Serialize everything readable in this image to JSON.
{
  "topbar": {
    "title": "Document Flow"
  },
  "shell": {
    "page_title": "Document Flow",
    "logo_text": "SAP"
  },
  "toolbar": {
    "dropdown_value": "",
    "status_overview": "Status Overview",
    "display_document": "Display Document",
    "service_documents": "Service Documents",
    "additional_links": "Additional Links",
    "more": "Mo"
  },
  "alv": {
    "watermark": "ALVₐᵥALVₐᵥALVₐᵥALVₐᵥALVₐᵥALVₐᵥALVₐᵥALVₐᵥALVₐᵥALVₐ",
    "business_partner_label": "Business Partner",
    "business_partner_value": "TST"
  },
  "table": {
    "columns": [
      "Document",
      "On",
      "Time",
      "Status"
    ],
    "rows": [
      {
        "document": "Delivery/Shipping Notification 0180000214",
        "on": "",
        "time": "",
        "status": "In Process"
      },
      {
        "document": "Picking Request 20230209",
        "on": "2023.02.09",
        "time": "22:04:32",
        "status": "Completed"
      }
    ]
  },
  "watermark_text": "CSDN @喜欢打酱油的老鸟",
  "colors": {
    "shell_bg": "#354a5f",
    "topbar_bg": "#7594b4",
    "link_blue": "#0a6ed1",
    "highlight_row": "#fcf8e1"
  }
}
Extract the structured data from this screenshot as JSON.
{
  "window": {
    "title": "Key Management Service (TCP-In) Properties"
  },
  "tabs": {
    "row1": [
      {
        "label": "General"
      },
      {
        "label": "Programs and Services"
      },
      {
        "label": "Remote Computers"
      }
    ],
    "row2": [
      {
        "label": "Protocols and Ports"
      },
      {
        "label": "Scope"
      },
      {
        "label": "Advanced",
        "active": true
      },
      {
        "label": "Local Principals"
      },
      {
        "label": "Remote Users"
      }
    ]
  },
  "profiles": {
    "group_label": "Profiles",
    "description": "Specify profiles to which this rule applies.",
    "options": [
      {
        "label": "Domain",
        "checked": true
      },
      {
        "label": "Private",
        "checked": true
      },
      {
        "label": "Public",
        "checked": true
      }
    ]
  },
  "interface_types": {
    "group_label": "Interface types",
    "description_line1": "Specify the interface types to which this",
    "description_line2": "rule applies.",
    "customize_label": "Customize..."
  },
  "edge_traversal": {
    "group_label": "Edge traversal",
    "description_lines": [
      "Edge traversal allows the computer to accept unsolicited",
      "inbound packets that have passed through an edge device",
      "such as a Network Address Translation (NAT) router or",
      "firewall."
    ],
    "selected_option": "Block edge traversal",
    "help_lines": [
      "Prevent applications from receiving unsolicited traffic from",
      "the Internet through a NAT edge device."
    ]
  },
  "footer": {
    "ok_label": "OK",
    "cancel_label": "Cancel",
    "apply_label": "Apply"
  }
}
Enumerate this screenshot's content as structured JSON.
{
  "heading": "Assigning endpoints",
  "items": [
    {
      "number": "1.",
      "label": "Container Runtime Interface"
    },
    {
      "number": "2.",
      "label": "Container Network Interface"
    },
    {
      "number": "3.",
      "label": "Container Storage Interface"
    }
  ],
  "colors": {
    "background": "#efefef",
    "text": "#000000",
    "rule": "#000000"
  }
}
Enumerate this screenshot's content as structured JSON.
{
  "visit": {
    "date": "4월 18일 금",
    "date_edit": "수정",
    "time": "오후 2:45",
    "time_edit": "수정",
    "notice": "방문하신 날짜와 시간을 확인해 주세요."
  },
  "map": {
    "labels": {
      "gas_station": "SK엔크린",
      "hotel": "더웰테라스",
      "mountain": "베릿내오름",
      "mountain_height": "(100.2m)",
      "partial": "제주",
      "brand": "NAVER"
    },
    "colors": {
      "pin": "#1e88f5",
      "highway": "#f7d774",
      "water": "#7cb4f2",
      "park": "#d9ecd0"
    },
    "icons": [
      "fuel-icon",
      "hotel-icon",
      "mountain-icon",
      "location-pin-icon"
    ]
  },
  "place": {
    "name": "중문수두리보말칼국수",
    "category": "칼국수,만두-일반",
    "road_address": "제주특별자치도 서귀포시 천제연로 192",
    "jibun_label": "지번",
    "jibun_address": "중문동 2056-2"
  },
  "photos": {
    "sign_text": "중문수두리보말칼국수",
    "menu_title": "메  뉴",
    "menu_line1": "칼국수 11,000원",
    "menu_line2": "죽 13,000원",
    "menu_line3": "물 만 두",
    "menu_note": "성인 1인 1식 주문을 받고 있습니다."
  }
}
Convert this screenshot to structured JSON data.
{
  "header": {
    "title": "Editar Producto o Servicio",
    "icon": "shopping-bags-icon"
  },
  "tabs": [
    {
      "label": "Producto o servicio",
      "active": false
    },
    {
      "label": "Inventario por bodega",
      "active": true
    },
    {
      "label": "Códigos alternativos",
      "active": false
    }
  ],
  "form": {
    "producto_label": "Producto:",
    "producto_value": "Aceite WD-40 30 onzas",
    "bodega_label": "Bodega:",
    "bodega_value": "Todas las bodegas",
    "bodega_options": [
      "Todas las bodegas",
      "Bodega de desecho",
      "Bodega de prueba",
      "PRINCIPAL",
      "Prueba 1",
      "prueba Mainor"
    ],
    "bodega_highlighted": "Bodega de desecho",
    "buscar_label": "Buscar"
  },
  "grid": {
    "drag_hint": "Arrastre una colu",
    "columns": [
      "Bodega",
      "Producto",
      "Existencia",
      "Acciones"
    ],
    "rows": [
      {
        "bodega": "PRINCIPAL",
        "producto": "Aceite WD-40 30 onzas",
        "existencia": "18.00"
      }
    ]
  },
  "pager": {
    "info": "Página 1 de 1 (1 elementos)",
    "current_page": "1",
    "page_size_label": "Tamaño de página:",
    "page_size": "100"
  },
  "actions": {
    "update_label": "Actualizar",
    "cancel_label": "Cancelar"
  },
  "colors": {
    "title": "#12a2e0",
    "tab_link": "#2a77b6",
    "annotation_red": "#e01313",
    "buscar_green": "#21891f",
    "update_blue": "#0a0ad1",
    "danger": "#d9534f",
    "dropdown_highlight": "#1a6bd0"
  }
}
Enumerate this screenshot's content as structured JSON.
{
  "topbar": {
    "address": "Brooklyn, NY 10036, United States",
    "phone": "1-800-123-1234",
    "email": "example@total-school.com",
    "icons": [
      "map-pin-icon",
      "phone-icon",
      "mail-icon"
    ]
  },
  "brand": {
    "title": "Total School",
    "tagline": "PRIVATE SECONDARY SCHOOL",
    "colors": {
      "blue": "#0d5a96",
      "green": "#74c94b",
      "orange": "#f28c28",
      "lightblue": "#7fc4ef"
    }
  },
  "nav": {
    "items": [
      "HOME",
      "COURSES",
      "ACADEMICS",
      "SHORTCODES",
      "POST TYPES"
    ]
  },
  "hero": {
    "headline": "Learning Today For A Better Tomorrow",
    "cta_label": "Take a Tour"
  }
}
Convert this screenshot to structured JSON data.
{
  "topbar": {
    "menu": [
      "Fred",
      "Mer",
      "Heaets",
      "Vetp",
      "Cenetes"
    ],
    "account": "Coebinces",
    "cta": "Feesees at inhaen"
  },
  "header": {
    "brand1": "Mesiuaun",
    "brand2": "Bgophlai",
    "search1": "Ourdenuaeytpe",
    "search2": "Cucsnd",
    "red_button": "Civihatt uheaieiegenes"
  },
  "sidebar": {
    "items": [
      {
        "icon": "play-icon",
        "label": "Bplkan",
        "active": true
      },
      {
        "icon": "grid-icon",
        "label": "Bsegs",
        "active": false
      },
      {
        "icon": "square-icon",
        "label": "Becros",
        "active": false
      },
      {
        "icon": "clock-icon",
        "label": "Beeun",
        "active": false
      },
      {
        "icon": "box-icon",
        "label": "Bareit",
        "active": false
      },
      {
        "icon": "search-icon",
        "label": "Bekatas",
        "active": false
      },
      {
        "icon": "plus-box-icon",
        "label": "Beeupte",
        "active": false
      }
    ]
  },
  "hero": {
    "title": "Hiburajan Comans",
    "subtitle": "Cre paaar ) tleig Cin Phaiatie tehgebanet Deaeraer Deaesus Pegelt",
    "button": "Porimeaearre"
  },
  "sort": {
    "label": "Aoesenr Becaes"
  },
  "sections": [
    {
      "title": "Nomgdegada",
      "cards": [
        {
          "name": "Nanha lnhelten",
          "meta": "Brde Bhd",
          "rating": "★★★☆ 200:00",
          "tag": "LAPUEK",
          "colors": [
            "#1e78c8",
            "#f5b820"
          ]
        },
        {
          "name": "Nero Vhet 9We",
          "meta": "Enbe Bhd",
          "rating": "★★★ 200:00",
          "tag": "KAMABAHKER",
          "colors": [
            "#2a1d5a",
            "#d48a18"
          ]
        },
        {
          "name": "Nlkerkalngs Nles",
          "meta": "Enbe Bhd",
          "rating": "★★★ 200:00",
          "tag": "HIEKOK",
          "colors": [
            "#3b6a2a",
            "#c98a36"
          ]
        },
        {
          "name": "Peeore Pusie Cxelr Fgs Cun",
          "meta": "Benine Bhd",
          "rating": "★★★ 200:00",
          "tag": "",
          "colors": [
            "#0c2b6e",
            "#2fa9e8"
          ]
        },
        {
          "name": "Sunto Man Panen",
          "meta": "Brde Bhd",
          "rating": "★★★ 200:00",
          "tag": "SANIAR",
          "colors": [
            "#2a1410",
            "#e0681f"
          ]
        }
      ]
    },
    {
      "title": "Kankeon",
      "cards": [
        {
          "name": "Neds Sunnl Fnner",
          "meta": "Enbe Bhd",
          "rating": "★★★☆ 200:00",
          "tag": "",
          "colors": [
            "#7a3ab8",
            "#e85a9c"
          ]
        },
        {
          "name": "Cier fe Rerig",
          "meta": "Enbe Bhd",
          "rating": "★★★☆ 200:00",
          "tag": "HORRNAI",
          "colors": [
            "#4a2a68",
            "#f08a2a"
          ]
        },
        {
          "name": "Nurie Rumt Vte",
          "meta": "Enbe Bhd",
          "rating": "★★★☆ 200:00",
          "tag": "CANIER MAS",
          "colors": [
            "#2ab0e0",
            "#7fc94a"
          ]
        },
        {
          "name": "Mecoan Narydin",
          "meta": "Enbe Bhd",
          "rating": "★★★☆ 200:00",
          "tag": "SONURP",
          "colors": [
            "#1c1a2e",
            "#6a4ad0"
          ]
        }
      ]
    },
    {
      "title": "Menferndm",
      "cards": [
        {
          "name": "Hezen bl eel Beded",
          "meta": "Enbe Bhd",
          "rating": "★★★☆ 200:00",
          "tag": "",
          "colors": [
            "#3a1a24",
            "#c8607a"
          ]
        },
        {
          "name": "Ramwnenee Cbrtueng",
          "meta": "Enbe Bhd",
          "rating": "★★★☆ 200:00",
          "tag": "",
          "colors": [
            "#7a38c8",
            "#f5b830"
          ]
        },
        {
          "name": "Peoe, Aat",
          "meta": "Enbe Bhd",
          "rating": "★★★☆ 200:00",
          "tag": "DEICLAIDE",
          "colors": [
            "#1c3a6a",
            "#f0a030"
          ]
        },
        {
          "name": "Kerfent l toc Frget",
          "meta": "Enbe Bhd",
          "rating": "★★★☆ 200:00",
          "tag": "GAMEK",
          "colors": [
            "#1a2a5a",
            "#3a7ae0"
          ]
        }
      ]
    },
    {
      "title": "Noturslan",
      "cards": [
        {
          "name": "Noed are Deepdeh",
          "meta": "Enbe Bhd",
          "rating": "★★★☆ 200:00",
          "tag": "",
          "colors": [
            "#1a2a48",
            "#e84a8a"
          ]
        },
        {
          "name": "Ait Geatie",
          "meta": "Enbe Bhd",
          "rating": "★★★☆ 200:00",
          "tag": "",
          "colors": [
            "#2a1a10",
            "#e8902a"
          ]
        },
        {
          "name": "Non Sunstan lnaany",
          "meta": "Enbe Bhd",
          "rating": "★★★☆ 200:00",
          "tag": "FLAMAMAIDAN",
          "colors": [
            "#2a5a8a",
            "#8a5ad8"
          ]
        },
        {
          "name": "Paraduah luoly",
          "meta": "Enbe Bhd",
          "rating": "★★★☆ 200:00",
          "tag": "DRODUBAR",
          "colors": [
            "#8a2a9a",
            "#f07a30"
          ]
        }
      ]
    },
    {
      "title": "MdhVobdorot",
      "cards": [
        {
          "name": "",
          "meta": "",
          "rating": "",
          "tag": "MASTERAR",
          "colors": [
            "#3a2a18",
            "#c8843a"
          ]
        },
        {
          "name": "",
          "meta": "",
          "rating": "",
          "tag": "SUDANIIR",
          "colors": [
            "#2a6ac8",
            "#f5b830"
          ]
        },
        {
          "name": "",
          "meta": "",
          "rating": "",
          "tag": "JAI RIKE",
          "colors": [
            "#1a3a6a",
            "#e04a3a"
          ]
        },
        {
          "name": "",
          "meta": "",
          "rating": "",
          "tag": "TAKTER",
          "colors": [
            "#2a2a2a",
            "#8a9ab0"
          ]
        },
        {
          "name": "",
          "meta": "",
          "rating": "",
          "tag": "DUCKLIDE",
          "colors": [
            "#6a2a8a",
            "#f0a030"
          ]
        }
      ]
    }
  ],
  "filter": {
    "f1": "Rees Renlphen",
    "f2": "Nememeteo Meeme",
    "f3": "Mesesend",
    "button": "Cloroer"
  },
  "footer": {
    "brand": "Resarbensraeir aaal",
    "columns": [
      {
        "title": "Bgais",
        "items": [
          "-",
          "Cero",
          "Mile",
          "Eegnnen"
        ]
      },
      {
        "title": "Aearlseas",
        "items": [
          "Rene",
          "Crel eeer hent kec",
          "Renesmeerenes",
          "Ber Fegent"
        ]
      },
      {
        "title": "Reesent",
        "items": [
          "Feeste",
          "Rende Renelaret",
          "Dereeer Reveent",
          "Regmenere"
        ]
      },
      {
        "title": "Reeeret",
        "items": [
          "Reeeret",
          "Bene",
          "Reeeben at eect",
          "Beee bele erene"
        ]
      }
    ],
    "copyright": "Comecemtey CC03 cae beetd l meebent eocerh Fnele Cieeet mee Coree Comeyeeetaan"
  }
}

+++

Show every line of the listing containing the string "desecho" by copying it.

      "Bodega de desecho",
    "bodega_highlighted": "Bodega de desecho",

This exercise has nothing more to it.